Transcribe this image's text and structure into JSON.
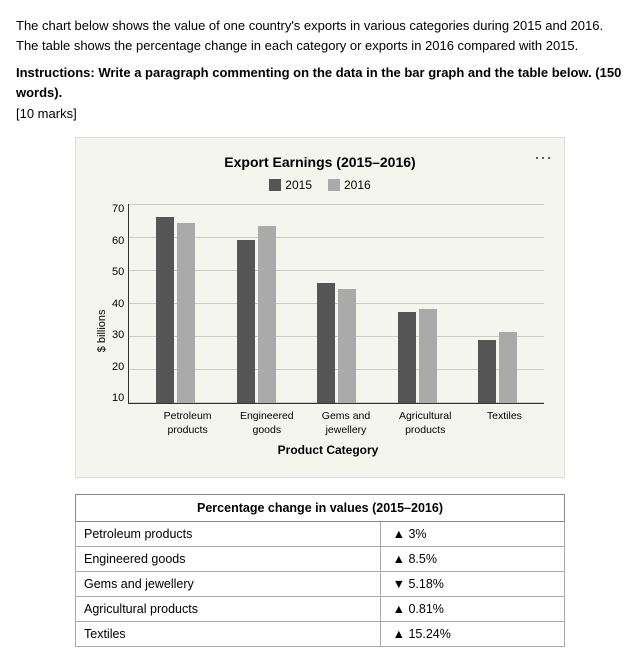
{
  "intro": {
    "text": "The chart below shows the value of one country's exports in various categories during 2015 and 2016. The table shows the percentage change in each category or exports in 2016 compared with 2015.",
    "instructions": "Instructions: Write a paragraph commenting on the data in the bar graph and the table below. (150 words).",
    "marks": "[10 marks]"
  },
  "chart": {
    "title": "Export Earnings (2015–2016)",
    "legend": {
      "year2015": "2015",
      "year2016": "2016"
    },
    "yAxisLabel": "$ billions",
    "yTicks": [
      "10",
      "20",
      "30",
      "40",
      "50",
      "60",
      "70"
    ],
    "maxValue": 70,
    "xAxisTitle": "Product Category",
    "categories": [
      {
        "name": "Petroleum\nproducts",
        "label_line1": "Petroleum",
        "label_line2": "products",
        "val2015": 65,
        "val2016": 63,
        "color2015": "#666",
        "color2016": "#999"
      },
      {
        "name": "Engineered\ngoods",
        "label_line1": "Engineered",
        "label_line2": "goods",
        "val2015": 57,
        "val2016": 62,
        "color2015": "#666",
        "color2016": "#999"
      },
      {
        "name": "Gems and\njewellery",
        "label_line1": "Gems and",
        "label_line2": "jewellery",
        "val2015": 42,
        "val2016": 40,
        "color2015": "#666",
        "color2016": "#999"
      },
      {
        "name": "Agricultural\nproducts",
        "label_line1": "Agricultural",
        "label_line2": "products",
        "val2015": 32,
        "val2016": 33,
        "color2015": "#444",
        "color2016": "#999"
      },
      {
        "name": "Textiles",
        "label_line1": "Textiles",
        "label_line2": "",
        "val2015": 22,
        "val2016": 25,
        "color2015": "#444",
        "color2016": "#999"
      }
    ]
  },
  "table": {
    "header": "Percentage change in values (2015–2016)",
    "rows": [
      {
        "category": "Petroleum products",
        "direction": "up",
        "value": "3%"
      },
      {
        "category": "Engineered goods",
        "direction": "up",
        "value": "8.5%"
      },
      {
        "category": "Gems and jewellery",
        "direction": "down",
        "value": "5.18%"
      },
      {
        "category": "Agricultural products",
        "direction": "up",
        "value": "0.81%"
      },
      {
        "category": "Textiles",
        "direction": "up",
        "value": "15.24%"
      }
    ]
  },
  "colors": {
    "bar2015": "#555",
    "bar2016": "#aaa",
    "legend2015": "#555",
    "legend2016": "#aaa"
  }
}
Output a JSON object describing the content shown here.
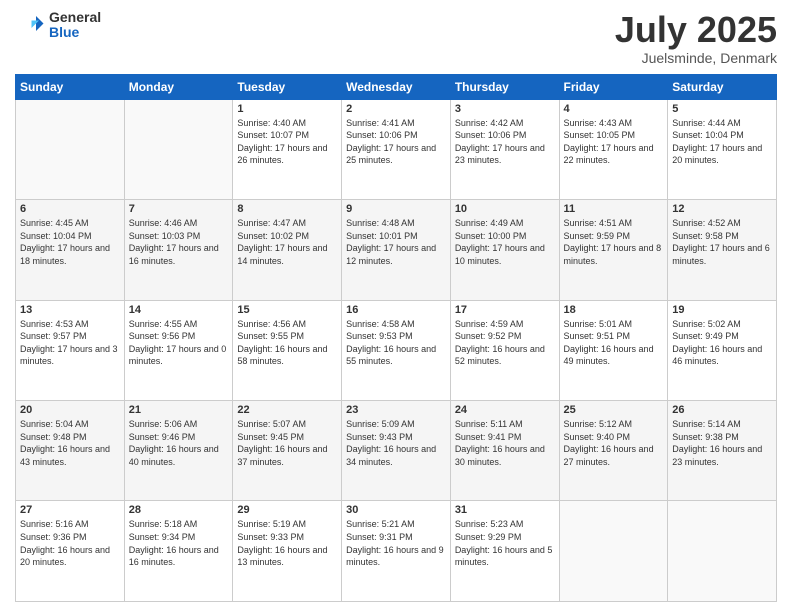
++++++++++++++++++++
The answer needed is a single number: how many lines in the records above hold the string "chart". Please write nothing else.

2